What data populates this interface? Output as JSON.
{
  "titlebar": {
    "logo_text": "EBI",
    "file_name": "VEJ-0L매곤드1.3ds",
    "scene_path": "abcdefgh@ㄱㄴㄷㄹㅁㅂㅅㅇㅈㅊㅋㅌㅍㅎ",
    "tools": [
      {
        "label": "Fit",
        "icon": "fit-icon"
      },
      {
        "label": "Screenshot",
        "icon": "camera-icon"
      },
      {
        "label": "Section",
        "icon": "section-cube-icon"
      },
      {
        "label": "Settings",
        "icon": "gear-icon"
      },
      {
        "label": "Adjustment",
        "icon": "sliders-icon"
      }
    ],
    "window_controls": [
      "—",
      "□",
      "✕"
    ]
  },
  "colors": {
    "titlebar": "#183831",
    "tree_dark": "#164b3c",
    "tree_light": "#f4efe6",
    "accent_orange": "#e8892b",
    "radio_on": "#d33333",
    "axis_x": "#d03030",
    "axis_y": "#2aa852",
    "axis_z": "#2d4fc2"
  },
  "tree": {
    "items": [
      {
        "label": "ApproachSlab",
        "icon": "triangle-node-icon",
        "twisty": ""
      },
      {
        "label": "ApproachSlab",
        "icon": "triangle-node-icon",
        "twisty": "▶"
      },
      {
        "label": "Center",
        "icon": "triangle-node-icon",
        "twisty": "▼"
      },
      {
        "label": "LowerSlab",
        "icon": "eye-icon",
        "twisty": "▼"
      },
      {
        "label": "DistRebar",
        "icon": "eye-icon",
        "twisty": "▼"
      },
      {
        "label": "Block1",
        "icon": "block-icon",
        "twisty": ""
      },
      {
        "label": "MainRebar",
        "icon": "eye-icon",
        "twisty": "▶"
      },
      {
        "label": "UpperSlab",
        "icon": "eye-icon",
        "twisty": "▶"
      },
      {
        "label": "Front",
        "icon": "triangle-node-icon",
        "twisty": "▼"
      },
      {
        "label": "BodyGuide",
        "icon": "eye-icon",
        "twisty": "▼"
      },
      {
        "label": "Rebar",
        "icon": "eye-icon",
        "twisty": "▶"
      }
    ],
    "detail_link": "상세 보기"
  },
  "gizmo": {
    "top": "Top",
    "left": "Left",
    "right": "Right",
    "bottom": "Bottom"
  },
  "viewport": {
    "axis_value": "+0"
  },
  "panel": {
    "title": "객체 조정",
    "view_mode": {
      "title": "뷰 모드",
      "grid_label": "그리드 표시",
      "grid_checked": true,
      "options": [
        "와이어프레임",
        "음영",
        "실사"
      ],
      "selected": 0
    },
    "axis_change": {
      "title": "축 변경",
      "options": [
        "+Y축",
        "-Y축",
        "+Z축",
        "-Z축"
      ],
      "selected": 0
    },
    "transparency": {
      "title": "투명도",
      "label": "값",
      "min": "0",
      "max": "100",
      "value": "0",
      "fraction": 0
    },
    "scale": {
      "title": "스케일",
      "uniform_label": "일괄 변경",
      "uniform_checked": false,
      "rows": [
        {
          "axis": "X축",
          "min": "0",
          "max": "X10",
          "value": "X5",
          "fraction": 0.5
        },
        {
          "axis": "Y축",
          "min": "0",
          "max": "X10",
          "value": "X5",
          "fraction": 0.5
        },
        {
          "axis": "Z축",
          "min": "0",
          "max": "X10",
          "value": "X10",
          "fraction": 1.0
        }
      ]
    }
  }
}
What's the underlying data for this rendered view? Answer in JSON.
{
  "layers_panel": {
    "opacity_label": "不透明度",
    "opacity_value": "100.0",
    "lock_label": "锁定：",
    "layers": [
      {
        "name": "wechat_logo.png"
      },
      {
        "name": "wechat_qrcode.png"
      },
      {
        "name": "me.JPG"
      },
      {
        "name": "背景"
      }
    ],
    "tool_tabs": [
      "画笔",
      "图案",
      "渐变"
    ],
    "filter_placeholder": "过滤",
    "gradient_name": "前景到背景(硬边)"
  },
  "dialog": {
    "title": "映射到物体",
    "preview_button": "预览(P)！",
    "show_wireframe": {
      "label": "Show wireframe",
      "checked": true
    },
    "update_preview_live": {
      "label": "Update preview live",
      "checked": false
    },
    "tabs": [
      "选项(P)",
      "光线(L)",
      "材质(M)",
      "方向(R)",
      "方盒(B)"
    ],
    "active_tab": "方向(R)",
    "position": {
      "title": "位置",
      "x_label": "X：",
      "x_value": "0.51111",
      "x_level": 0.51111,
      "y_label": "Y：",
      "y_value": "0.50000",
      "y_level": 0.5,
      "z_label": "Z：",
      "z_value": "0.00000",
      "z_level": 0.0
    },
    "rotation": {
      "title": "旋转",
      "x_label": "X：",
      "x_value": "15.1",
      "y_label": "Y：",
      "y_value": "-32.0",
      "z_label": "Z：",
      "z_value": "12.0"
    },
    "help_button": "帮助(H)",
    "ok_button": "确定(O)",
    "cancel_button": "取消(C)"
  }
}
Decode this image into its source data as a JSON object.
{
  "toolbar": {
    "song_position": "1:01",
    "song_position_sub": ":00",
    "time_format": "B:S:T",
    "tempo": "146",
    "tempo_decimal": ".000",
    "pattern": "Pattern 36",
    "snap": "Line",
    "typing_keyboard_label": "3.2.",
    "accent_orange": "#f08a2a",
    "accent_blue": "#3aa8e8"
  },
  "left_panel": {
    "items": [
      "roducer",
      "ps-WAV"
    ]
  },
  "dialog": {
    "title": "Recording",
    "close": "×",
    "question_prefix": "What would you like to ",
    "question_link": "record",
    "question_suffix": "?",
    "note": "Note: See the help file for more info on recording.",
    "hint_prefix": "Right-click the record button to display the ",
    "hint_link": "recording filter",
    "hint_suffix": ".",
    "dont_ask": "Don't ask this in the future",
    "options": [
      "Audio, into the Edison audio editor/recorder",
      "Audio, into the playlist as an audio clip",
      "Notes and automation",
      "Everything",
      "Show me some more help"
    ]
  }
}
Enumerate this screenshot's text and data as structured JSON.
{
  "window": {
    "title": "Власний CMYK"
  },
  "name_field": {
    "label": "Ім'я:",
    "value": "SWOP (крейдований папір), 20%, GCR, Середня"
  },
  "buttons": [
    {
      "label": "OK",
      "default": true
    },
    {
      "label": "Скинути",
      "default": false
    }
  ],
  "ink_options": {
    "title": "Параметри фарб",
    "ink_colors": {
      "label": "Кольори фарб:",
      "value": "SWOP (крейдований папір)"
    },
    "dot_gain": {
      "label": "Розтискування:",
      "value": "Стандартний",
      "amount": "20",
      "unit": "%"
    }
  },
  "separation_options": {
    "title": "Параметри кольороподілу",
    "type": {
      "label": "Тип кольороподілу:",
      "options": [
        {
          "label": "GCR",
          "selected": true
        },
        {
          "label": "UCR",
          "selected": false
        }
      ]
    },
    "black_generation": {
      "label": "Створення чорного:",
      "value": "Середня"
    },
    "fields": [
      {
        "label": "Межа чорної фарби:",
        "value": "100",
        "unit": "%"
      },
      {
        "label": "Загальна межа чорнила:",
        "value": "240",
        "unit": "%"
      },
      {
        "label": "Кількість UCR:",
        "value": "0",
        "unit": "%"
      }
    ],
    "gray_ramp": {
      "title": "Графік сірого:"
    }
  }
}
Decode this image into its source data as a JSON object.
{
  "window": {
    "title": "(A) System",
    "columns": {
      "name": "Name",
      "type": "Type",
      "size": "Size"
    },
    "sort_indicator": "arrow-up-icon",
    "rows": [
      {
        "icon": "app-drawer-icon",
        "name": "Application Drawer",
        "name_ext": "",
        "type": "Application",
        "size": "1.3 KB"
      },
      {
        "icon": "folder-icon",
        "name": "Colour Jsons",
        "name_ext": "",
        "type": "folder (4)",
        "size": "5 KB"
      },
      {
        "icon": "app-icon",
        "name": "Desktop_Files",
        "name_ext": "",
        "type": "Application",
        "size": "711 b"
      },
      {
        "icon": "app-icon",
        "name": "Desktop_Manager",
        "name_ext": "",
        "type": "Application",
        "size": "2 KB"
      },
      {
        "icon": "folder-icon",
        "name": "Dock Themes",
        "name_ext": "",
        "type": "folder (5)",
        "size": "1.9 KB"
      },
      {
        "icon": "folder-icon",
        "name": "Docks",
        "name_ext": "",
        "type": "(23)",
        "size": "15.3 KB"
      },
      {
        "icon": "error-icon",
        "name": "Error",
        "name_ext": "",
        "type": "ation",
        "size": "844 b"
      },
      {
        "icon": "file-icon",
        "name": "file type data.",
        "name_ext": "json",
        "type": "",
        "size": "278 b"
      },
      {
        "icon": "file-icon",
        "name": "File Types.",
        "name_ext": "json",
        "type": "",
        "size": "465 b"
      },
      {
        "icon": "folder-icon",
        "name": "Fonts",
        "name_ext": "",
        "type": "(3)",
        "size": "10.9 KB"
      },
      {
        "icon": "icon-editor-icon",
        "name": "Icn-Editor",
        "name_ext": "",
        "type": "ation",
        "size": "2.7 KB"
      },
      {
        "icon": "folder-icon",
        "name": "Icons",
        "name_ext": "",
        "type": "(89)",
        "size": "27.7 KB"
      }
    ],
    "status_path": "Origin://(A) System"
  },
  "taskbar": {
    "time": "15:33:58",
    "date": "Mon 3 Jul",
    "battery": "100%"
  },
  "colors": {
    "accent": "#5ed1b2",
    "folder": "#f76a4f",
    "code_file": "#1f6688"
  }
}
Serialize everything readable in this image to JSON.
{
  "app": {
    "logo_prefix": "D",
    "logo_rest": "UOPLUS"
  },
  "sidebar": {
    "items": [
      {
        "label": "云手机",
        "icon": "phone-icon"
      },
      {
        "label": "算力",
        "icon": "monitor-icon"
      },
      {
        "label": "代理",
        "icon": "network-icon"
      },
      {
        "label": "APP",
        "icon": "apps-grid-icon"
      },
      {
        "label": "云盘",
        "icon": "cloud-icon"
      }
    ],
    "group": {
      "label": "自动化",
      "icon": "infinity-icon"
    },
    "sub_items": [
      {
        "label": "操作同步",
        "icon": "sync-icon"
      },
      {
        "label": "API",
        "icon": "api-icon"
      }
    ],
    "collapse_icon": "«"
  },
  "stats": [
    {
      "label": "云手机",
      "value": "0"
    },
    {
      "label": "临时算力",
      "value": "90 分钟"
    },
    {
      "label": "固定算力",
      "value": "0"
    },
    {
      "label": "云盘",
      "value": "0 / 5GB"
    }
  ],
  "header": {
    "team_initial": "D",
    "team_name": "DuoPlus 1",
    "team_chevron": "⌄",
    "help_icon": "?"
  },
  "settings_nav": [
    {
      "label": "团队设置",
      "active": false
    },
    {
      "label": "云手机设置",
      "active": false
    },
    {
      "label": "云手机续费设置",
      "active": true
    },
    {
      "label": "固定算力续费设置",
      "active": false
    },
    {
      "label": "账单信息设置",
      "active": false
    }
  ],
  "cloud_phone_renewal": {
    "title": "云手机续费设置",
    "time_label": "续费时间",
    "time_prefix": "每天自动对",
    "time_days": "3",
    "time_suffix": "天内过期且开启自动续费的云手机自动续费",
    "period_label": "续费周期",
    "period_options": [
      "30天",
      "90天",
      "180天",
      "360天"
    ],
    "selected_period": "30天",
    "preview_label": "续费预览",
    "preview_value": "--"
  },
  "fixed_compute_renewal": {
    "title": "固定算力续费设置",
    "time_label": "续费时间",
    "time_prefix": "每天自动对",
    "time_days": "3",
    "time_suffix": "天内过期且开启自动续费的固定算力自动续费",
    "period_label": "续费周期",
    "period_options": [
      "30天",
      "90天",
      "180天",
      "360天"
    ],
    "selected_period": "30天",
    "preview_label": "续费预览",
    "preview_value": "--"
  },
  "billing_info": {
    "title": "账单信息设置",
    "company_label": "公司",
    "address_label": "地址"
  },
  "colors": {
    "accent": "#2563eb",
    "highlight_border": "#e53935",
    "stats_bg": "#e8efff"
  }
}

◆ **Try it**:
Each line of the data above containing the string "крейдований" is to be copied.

◆ **Written answer**:
    "value": "SWOP (крейдований папір), 20%, GCR, Середня"
      "value": "SWOP (крейдований папір)"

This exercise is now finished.